Next week Australia will have, no matter who wins the federal election, a new government. It might be led by the recycled, ‘everything old is new again’ Kevin Rudd, or more likely, as the polls suggest, Tony Abbott’s Liberal-Nationals Coalition.
And it appears that that new government will make a new decision on a second Sydney airport.
In the run-up to the election both sides of the political divide promised a decision on this contentious issue during the life of the next parliament. In late July Labor’s Infrastructure and Transport Minister Anthony Albanese went so far as to say he was “absolutely determined” to begin construction of a second Sydney Airport in the next parliamentary term. On the other side of politics, Tony Abbott promised during the first leaders’ debate with Kevin Rudd to make “a decision” on a second airport during a first term of government.
So progress, at last, on this critical piece of national infrastructure?
Don’t bet on it.
A decision on a second Sydney airport site has already been made, several times, over the past decades. Remember the Whitlam government’s 1973 decision to build an airport at Galston? Or the Hawke government’s 1986 decision to build at Badgerys Creek (which even saw land acquisition at the planned new site go ahead, land that even today remains in government hands). Then in 1996 we had the Howard government’s preference for a Holsworthy airport site. And most recently, the Gillard government’s March 2012 anointing of Wilton as its preferred site.
So we have been here before – here we have another election, and another round of promises masquerading as action that most likely masks inaction.
But at some point, someone will have to make a decision. Sydney Airport will reach capacity – if it is not in effect at that now, certainly in the all-important peak times.
Still, if history is any guide, and surely in this debate it is, a more likely scenario is that that by default and necessity, decisions to offer an incremental increase in Sydney’s airport capacity will be taken.
That could see the movement cap at Sydney Airport raised, and the Richmond RAAF base opened up to commercial traffic. But those decisions would only get us so far. Lifting the movement rate at Sydney would offer some useful, but only incremental, capacity increases there, and Richmond, in its current layout at least, due to its runway length and orientation and winter fog, won’t offer a long-term solution.
So increased capacity at Kingsford Smith and perhaps an overflow airport at Richmond might buy us a few more years. Perhaps enough for the definitive second airport site decision to be deferred until after another election cycle. But someone, at some stage, needs to take a leaf out of the Wagner family’s book (see our feature on their new Wellcamp Toowoomba airport project elsewhere this issue), make a decision, and send in the bulldozers.
Funnily enough, by default, Badgerys Creek looms again as the most likely site for a second airport. Remember Churchill’s assessment that the United States can always be trusted to make the right decision once it has exhausted every other option? So too does it seem that our political leaders will make a decision on proceeding at Badgerys by default after exhausting every other potential site.

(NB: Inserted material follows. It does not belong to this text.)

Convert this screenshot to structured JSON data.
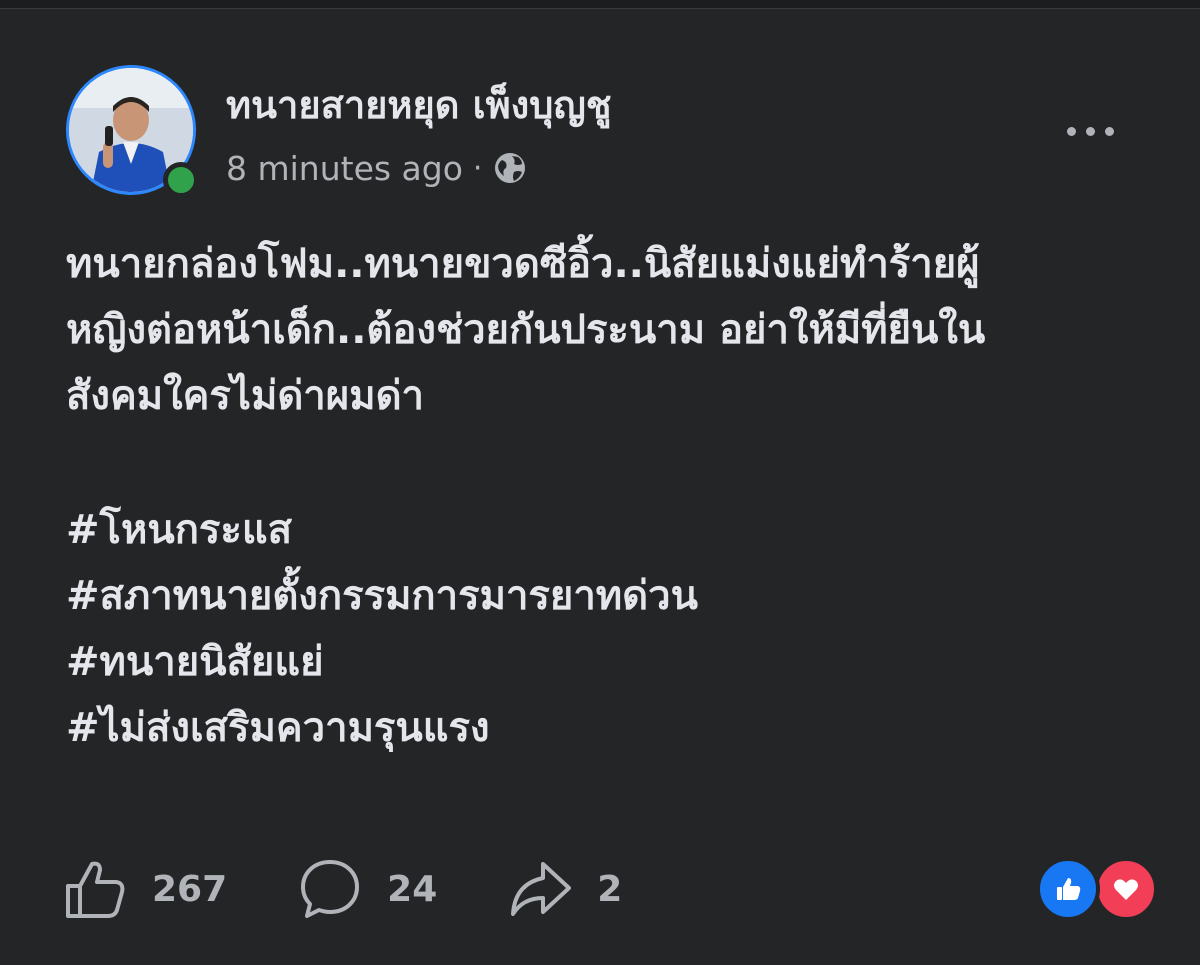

And encouragingly, there are increasing signs of community and business support for Badgerys Creek, focused on the economic opportunities that a new airport could generate.
The Daily Telegraph has reported on the formation of the Western Sydney Airport Alliance, a coalition of business, union and community groups advocating for Badgerys Creek.
“Start digging. We face significant challenges in employment, there are 200,000 people travelling outside the region every day to work,” Sydney Chamber of Commerce Western Sydney president David Borger told the newspaper.
“We have an alliance of business, unions and the community sector calling on all parties to adopt a position of supporting an airport at Badgerys Creek. It would be a game changer.”
And according to a Deloitte Access Economics report prepared for the NSW Business Chamber has found a new Badgerys Creek Airport would generate 20,000 jobs directly and 10,000 indirectly.
But to realise that potential, a decision to proceed needs to be made. Even in the best case scenario of a definitive decision being made in the life of the next parliament, it will likely take the best part of a decade before a new airport is operational. So it is hard to see a new Badgerys Creek International offering meaningful capacity relief to Sydney Airport before 2025. And if Sydney Airport is congested in 2013, how will it be coping after another decade of traffic growth?
Here’s hoping that whoever is the Prime Minister and the Transport Minister after September 7 they have the guts, and the vision, not just to make a decision, but to execute on it. Australia needs it.
This editorial first appeared in the September issue of Australian Aviation.